Catherine the Great (1729-1796), Russia’s great empress, had a Field Marshall named Grigori Potemkin who organized a tour of southern Russia for her. The tour was planned over 4 years and covered a distance of 1000 miles. To impress the Empress, Potemkin created fake villages where “happy” peasants were transported back and forth. All along the way Catherine gazed out on seemingly happy subjects lining the streets. Thus, the term Potemkin village entered our vocabulary to refer to “an impressive facade, or show, created to hide an undesirable fact or condition.”
How much of the Western church, and particularly the church in the United States, is a Potemkin village – with numbers, glitz, and sizzle – but little depth?
Truth be told, we have large numbers of “Christ-followers” in our churches who:
- Live off the spirituality of others;
- Pray and read Scripture very little;
- Are enslaved to pornography and romance novels;
- Have not had sexual relations with their spouse in months;
- Are emotionally unaware and judgmental;
- Treat God as if He were their personal assistant or personal, volunteer fire house in case of an emergency;
- Pursue the American dream of security and comfort more than Jesus’ kingdom; and
- Are too busy and distracted to engage larger issues such as systemic racism and the poor in a serious way.
The list goes on.
It is so easy to spend our time as Christian leaders focused mostly on externals – running programs, planning, supervising volunteers, fine-tuning our messaging, strategizing, streamlining our visitor experience, identifying and releasing new volunteers, injecting creativity into our services, growing our numbers and giving.
The problem, however, is that this leaves us with little energy to focus on internals – making serious disciples, laboring till Christ be formed in them (Gal. 4:19), and watching over our own hearts to ensure our doing for God flows from our being with Him. This is slow and messy.
There are only so many hours in the day. But if our priority is excellence in the external appearance of ministry, we end up with little time available to do what Jesus did – focus on the internal.
Our churches may look better on the outside than they really are on the inside. But I fear that much of Western Christianity is empty and unsustainable long-term. Why? We are not making serious disciples.
You and I cannot fix this today. But let me invite you to:
- Ask God for one person with whom you can pray and meet.
- Meet with them, asking the following questions:
- Tell me about your rhythms with Jesus in Scripture and prayer. What is going well? What are your largest challenges?
- How are things doing in your marriage (if applicable)? If you are single, what are you doing to cultivate a few close relationships and do self-care outside of your work? What is one question you are holding as you think about going forward?

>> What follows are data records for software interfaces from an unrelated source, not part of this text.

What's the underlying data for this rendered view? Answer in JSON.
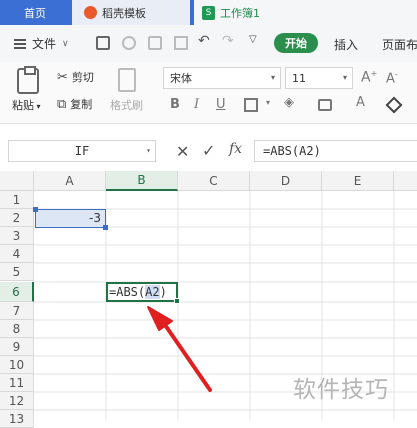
{
  "tabs": [
    {
      "label": "首页"
    },
    {
      "label": "稻壳模板"
    },
    {
      "label": "工作簿1",
      "icon": "S"
    }
  ],
  "menubar": {
    "file": "文件",
    "start": "开始",
    "insert": "插入",
    "layout": "页面布"
  },
  "ribbon": {
    "paste": "粘贴",
    "cut": "剪切",
    "copy": "复制",
    "format_painter": "格式刷",
    "font_name": "宋体",
    "font_size": "11"
  },
  "formula_bar": {
    "name_box": "IF",
    "formula": "=ABS(A2)"
  },
  "grid": {
    "columns": [
      "A",
      "B",
      "C",
      "D",
      "E"
    ],
    "rows": [
      "1",
      "2",
      "3",
      "4",
      "5",
      "6",
      "7",
      "8",
      "9",
      "10",
      "11",
      "12",
      "13"
    ],
    "cell_a2": "-3",
    "cell_b6_prefix": "=ABS(",
    "cell_b6_ref": "A2",
    "cell_b6_suffix": ")"
  },
  "watermark": "软件技巧",
  "colors": {
    "accent_green": "#217346",
    "tab_blue": "#3c6fd3",
    "start_button": "#2a8f4c",
    "selection_blue": "#3b6fc1",
    "arrow_red": "#e02020"
  }
}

And may God grant us the Holy Spirit’s power to follow the narrow way of Jesus, lest we fill the land with churches that are simply Potemkin villages.

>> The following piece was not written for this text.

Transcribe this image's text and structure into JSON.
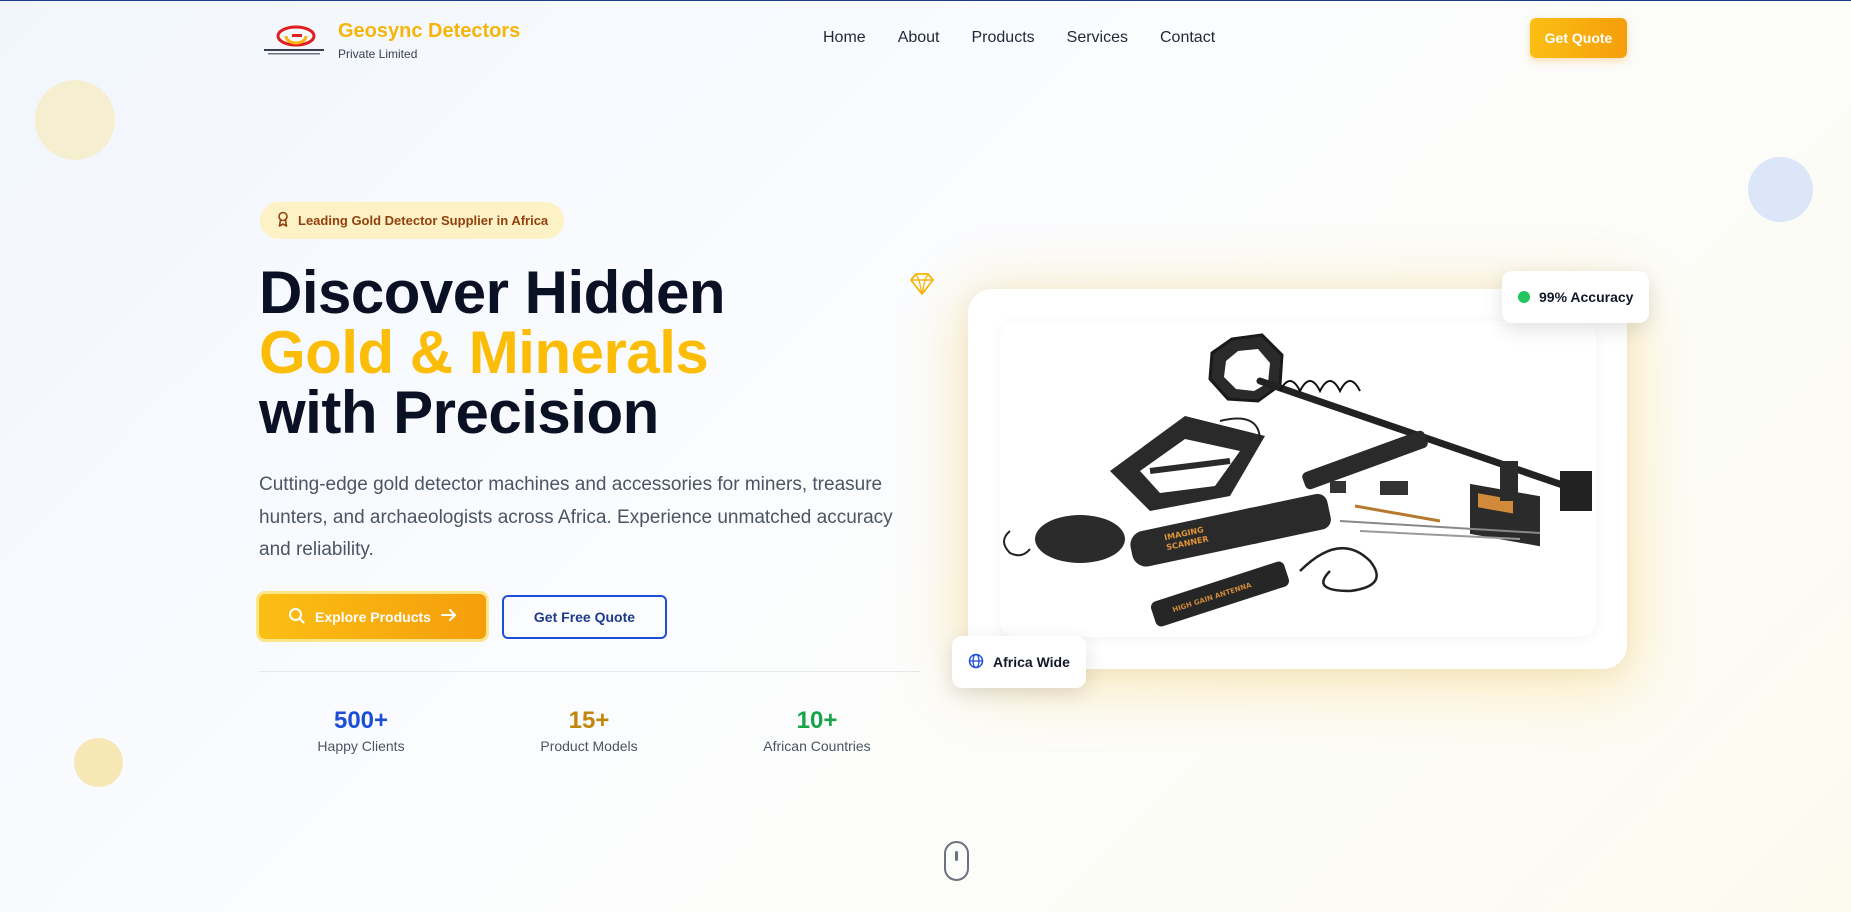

Send your comments and thoughts to Pete on Twitter @petescazzero.